By: Megan Scully
National Journal, 10/29
WASHINGTON — The Air Force’s No. 2 officer yesterday said that the military has launched a months-long investigation into the engineering failure that took 50 intercontinental ballistic missiles temporarily off-line at F.E. Warren Air Force Base in Wyoming on Saturday.
Speaking at the Center for Strategic and International Studies, Gen. Carrol Chandler said that the incident was “a fairly difficult problem to troubleshoot and solve” and lauded the base for doing a “very, very good job” to get the squadron of ICBMs back online in less than an hour.
Nonetheless, the Air Force, Joint Staff, U.S. Strategic Command and others in the military are launching an in-depth review of how the incident could have occurred and how best to prevent a recurrence.
On Saturday, the missiles dropped to “LF Down” status, meaning that controllers could no longer communicate with the missiles themselves. Various security protocols, including intrusion and warhead separation alarms, also went offline. The only way the missiles could have been launched was by an airborne command-and-control platform.
“The safety and security of the weapons system was never in doubt,” said Chandler, who is the Air Force vice chief of staff. “There are things we need to work on, there’s no doubt about that.”
During the review, Chandler said that officials will seek to confirm what happened. The four-star general said the initial readout is that it was a hardware malfunction, but he did not rule out evaluating any possible external causes.
The incident “is something that we need to look at from all angles and we’ll do that,” he said.
Officials will also review the command and control of the missiles, as well as their maintenance. The missiles were designed and built in the 1960s, but Chandler said the incident does not signal an overall degradation of the nation’s nuclear arsenal.
However, the general did leave the door open to new investments in command-and-control systems for nuclear weapons.
Chandler added that likening Saturday’s incident to other high-profile nuclear problems in recent years — including the inadvertent cross-country flight of “hot” nuclear weapons loaded on a B-52 bomber — would be the “wrong comparison.”
The incident occurred at a crucial time as the Obama administration tries to sell the New START arms-reduction treaty with Russia to the Senate, which yet to bring the agreement to the floor for ratification (see related GSN story, today).
Chandler said he does not personally believe Saturday’s incident should have any affect on the treaty, which would reduce both countries’ nuclear stockpile by about 30 percent.
Retired Lt. Gen. Arlen Jameson, who commanded U.S. Strategic Command in the early 1990s, today called the incident an “isolated malfunction.” Jameson was one of several former nuclear commanders who have backed ratification of the treaty.
“Let’s not do something foolish like not ratify the New START treaty because of this isolated occurrence,” he said during a conference call with reporters.

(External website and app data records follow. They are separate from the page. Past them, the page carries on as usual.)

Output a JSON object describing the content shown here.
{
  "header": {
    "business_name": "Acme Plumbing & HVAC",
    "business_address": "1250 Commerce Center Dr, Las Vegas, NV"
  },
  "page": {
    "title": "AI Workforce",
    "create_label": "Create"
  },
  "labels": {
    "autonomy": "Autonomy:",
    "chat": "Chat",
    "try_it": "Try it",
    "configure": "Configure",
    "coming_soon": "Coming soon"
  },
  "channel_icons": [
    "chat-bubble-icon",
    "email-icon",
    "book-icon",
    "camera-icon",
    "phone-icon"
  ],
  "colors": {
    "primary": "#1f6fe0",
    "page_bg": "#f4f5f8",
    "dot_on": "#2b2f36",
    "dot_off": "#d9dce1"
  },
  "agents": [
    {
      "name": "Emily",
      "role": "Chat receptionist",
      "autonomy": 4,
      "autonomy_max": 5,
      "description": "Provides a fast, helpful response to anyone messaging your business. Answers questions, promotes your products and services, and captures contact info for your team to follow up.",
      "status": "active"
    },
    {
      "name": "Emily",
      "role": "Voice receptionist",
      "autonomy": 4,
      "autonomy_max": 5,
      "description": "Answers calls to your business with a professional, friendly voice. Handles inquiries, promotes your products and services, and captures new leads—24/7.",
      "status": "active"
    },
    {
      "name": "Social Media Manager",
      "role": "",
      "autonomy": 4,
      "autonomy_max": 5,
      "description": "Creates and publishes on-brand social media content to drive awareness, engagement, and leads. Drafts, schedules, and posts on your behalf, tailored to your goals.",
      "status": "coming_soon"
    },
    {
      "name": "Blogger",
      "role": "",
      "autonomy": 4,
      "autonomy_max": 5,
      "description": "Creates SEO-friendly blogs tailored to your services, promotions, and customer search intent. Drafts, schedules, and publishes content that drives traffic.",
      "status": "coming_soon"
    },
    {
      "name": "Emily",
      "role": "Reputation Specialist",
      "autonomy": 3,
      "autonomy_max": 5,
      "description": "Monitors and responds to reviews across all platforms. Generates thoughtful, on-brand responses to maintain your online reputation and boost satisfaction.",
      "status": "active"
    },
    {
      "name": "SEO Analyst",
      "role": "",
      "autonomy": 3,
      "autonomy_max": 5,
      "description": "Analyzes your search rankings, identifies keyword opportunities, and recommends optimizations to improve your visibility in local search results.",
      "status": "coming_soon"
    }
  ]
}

But with many Senate Republicans poised to vote against ratification, it has long been unclear whether the Senate has the 67 votes necessary to ratify the treaty. Senate Foreign Relations Committee ranking member Richard Lugar (R-Ind.), who supports the treaty, expressed concerns Wednesday that it would not be approved during the upcoming lame-duck session.
The START treaty is “just not a high priority for many Republican members,” Lugar told the Council on Foreign Relations.